Wellesley College Students Seek Ways To Improve the Environment

Nov. 20, 2008

CONTACT: Arlie Corday,

WELLESLEY, Mass. – Water, water everywhere – and how it relates to cleaning up the environment – has been the focus for three Wellesley College students' research projects, which they presented at the 7th Annual New England Undergraduate Environmental Research Symposium, “Water: Regional and International Issues," this month at Bridgewater State College.

Wellesley juniors Megan Carter-Thomas, Devaja Shafer and Emily Estes began working in Associate Professor of Geosciences Dan Brabander’s environmental geochemistry laboratory as part of Wellesley's 2008 summer research program.

“Projects ranged from examining the issue of lead in urban gardens, to the legacy of industrialization in the Neponset River Watershed, to evaluating the mobility of lead-bearing pigments in artificial playing fields,” Brabander said. “This group of students has all continued working in my lab this semester and presented their results to their peers at other institutions at the conference.”

Three presentations were made by the Wellesley team: “Urban Gardens and Soils: Evaluating Lead Contamination, Transport Mechanisms and Exposure Pathways”; “Evaluating Risk in a Historically Developed Watershed: A Spatial Analysis of the Sources and Background of Trace Metals in Neponset River Sediments”; and “Evaluating Heavy Metals in Artificial Turf Fields: Leaching Mechanisms and Exposure Pathways.”

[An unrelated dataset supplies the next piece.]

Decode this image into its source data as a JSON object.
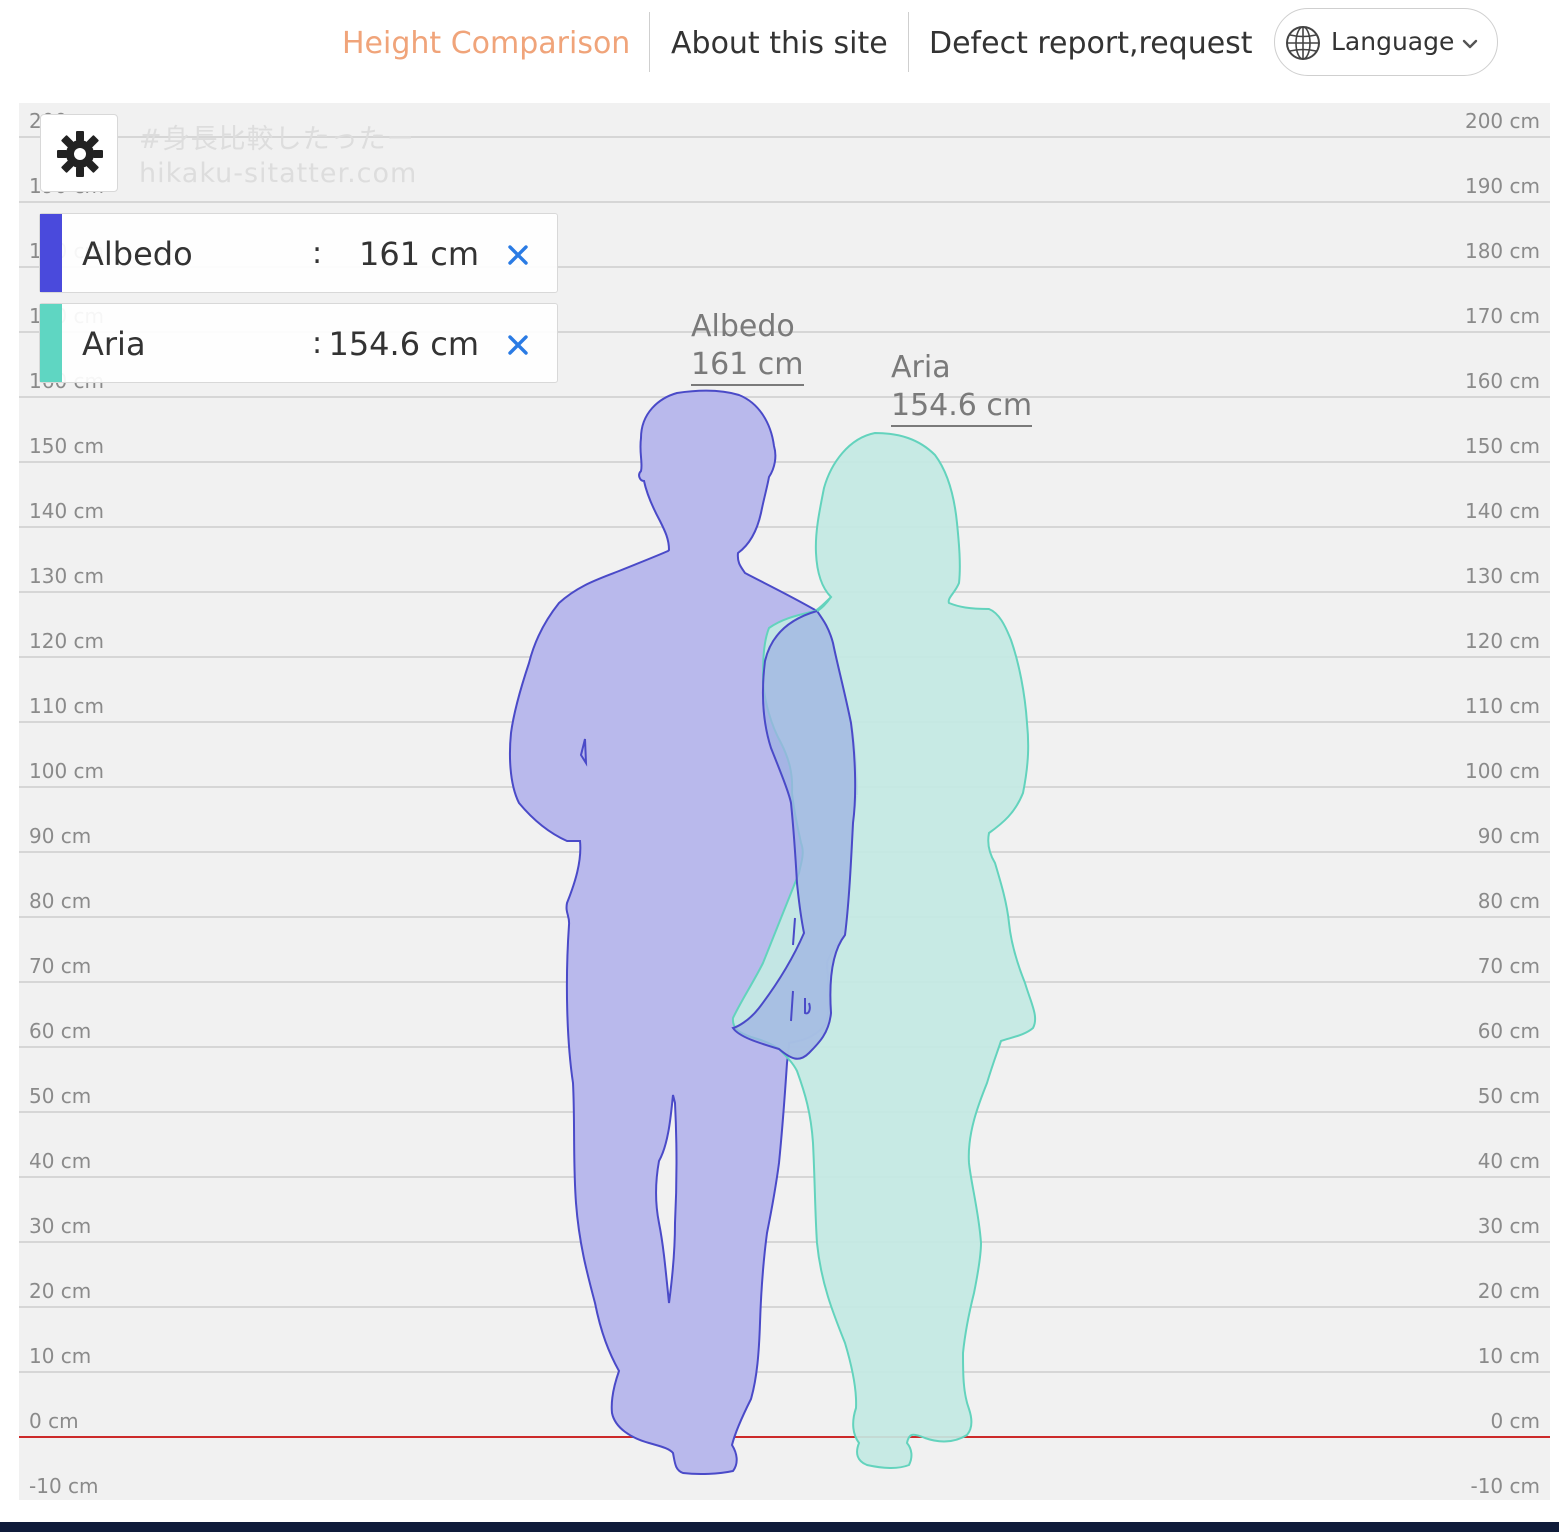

Emily Estes, the daughter of Terry Estes and Karen Racz of Buckland, Mass., is a geosciences and environmental studies double major, a member of the Wellesley Energy and Environmental Defense group and a resident of Wellesley College’s new Sustainability Co-op, which focuses on sustainable living practices.

She has been involved in the ongoing projects in the Brabander lab, including “the legacy of industrial pollutants in the Neponset River watershed, the potential risk posed by lead- and chromium-bearing pigment in Astroturf, and a project evaluating lead contamination in urban gardens in Roxbury and Dorchester,” she said. “For the latter project, we worked with the not-for-profit The Food Project and thought about remediation schemes to permanently remove lead or at least reduce exposure.”

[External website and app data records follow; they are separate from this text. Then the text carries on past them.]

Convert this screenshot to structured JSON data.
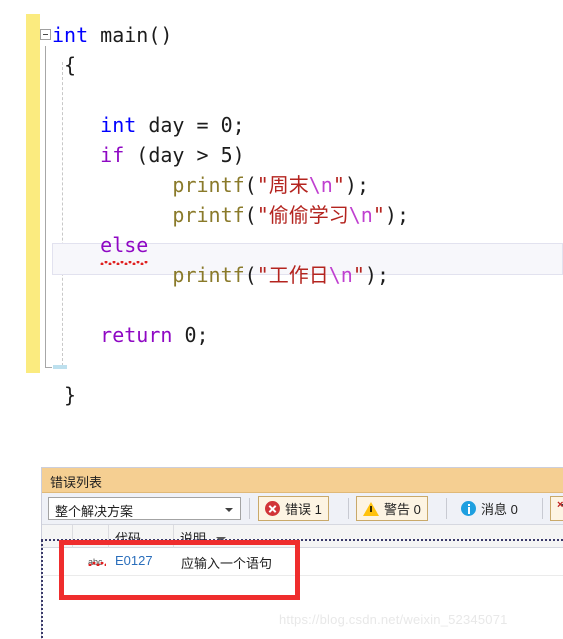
{
  "editor": {
    "language": "c",
    "gutter": {
      "change_bar_color": "#fbeb7f",
      "collapse_icon": "collapse-minus-icon"
    },
    "lines": [
      {
        "id": "l1",
        "indent": 0,
        "tokens": [
          {
            "t": "int",
            "c": "kw-blue"
          },
          {
            "t": " ",
            "c": "punct"
          },
          {
            "t": "main",
            "c": "ident"
          },
          {
            "t": "()",
            "c": "punct"
          }
        ]
      },
      {
        "id": "l2",
        "indent": 1,
        "tokens": [
          {
            "t": "{",
            "c": "punct"
          }
        ]
      },
      {
        "id": "l3",
        "indent": 0,
        "tokens": []
      },
      {
        "id": "l4",
        "indent": 4,
        "tokens": [
          {
            "t": "int",
            "c": "kw-blue"
          },
          {
            "t": " day = ",
            "c": "ident"
          },
          {
            "t": "0",
            "c": "num"
          },
          {
            "t": ";",
            "c": "punct"
          }
        ]
      },
      {
        "id": "l5",
        "indent": 4,
        "tokens": [
          {
            "t": "if",
            "c": "kw-purple"
          },
          {
            "t": " (day > ",
            "c": "ident"
          },
          {
            "t": "5",
            "c": "num"
          },
          {
            "t": ")",
            "c": "punct"
          }
        ]
      },
      {
        "id": "l6",
        "indent": 10,
        "tokens": [
          {
            "t": "printf",
            "c": "fn"
          },
          {
            "t": "(",
            "c": "punct"
          },
          {
            "t": "\"周末",
            "c": "str"
          },
          {
            "t": "\\n",
            "c": "esc"
          },
          {
            "t": "\"",
            "c": "str"
          },
          {
            "t": ");",
            "c": "punct"
          }
        ]
      },
      {
        "id": "l7",
        "indent": 10,
        "tokens": [
          {
            "t": "printf",
            "c": "fn"
          },
          {
            "t": "(",
            "c": "punct"
          },
          {
            "t": "\"偷偷学习",
            "c": "str"
          },
          {
            "t": "\\n",
            "c": "esc"
          },
          {
            "t": "\"",
            "c": "str"
          },
          {
            "t": ");",
            "c": "punct"
          }
        ]
      },
      {
        "id": "l8",
        "indent": 4,
        "tokens": [
          {
            "t": "else",
            "c": "kw-purple",
            "squiggle": true
          }
        ]
      },
      {
        "id": "l9",
        "indent": 10,
        "tokens": [
          {
            "t": "printf",
            "c": "fn"
          },
          {
            "t": "(",
            "c": "punct"
          },
          {
            "t": "\"工作日",
            "c": "str"
          },
          {
            "t": "\\n",
            "c": "esc"
          },
          {
            "t": "\"",
            "c": "str"
          },
          {
            "t": ");",
            "c": "punct"
          }
        ]
      },
      {
        "id": "l10",
        "indent": 0,
        "tokens": []
      },
      {
        "id": "l11",
        "indent": 4,
        "tokens": [
          {
            "t": "return",
            "c": "kw-purple"
          },
          {
            "t": " ",
            "c": "punct"
          },
          {
            "t": "0",
            "c": "num"
          },
          {
            "t": ";",
            "c": "punct"
          }
        ]
      },
      {
        "id": "l12",
        "indent": 0,
        "tokens": []
      },
      {
        "id": "l13",
        "indent": 1,
        "tokens": [
          {
            "t": "}",
            "c": "punct"
          }
        ]
      }
    ]
  },
  "error_list": {
    "title": "错误列表",
    "scope_filter": {
      "value": "整个解决方案",
      "caret": "chevron-down-icon"
    },
    "toolbar": [
      {
        "key": "errors",
        "icon": "error-icon",
        "label": "错误 1",
        "active": true
      },
      {
        "key": "warnings",
        "icon": "warning-icon",
        "label": "警告 0",
        "active": true
      },
      {
        "key": "messages",
        "icon": "info-icon",
        "label": "消息 0",
        "active": true
      },
      {
        "key": "clear_filter",
        "icon": "clear-filter-icon",
        "label": "",
        "active": true
      }
    ],
    "columns": [
      {
        "key": "severity",
        "label": ""
      },
      {
        "key": "code",
        "label": "代码"
      },
      {
        "key": "desc",
        "label": "说明",
        "sorted": true
      }
    ],
    "rows": [
      {
        "icon": "intellisense-abc-icon",
        "code": "E0127",
        "desc": "应输入一个语句"
      }
    ]
  },
  "annotation": {
    "highlight_color": "#ef2d2d"
  },
  "watermark": {
    "text": "https://blog.csdn.net/weixin_52345071"
  }
}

Estes finds her work satisfying for a variety of reasons. “I like the research because it's so interdisciplinary — it requires drawing connections between chemistry and biology and thinking broadly about transport mechanisms for the contaminated soil and the actual risks posed to humans, which in turn relates to the environmental studies/social justice side of my interests,” she said.

Devaja Shafer, the daughter of Lianne R. Shafer of Alameda, Calif., and Detlef Hammerschmidt of Germany, is treasurer of Wellesley Energy and Environmental Defense and, like Estes, lives in the Wellesley Sustainability Coop.

Shafer's research focuses on "millpond sediments linked with the early industrialization in the Neponset River watershed," she noted, "[which] act as reservoirs for metals that can geochemically fingerprint historical land use."

Megan Carter-Thomas, a geology major and chemistry minor, is the daughter of Judith and Robert Thomas of Brentwood, N.H. She has been geochemically characterizing artificial turf used on sports playing fields.

"Recently there's been a lot of skepticism in the media concerning the safety of artificial turf fields," she said. "Much of the skepticism has been focused on the high on-field temperatures the fields are known to reach and the implications of such temperatures for the health of field-goers. While turf fields differ in exact composition, the pigment in the grass fibers is often lead chromate. Lead and chromium can have serious health effects on humans, and there are several benchmarks used to quantify at what level health effects are likely. Our research is focused on whether the lead chromate pigment encapsulated in the grass fibers has the potential to leach and, if so, what exposure pathways exist. For example, instead of focusing on skin contact and ingestion, are these metals traveling downward and eventually into groundwater?"

Brabander’s lab is currently involved in environmental geochemistry and medical geology with a focus on the urban environment. Applications for the lab research include bioremediation, environmental biomonitoring, fate and transport of contaminants (toxic metals) in watershed and aquifer systems, isotopic dating and mapping of contaminants within sediments and soils, and sustainable urban agriculture.

The annual symposium focuses on undergraduate research posters in all environmental disciplines from colleges and universities in the Northeastern United States. This year, more than 50 student presentations were made. The event provides a forum for discussion of issues related to environmental research and education particular to the New England region. It also opens doors to collaborations in research and education among the participants.

Since 1875, Wellesley College has been a leader in providing an excellent liberal arts education for women who will make a difference in the world. Its 500-acre campus near Boston is home to 2,300 undergraduate students from all 50 states and 68 countries.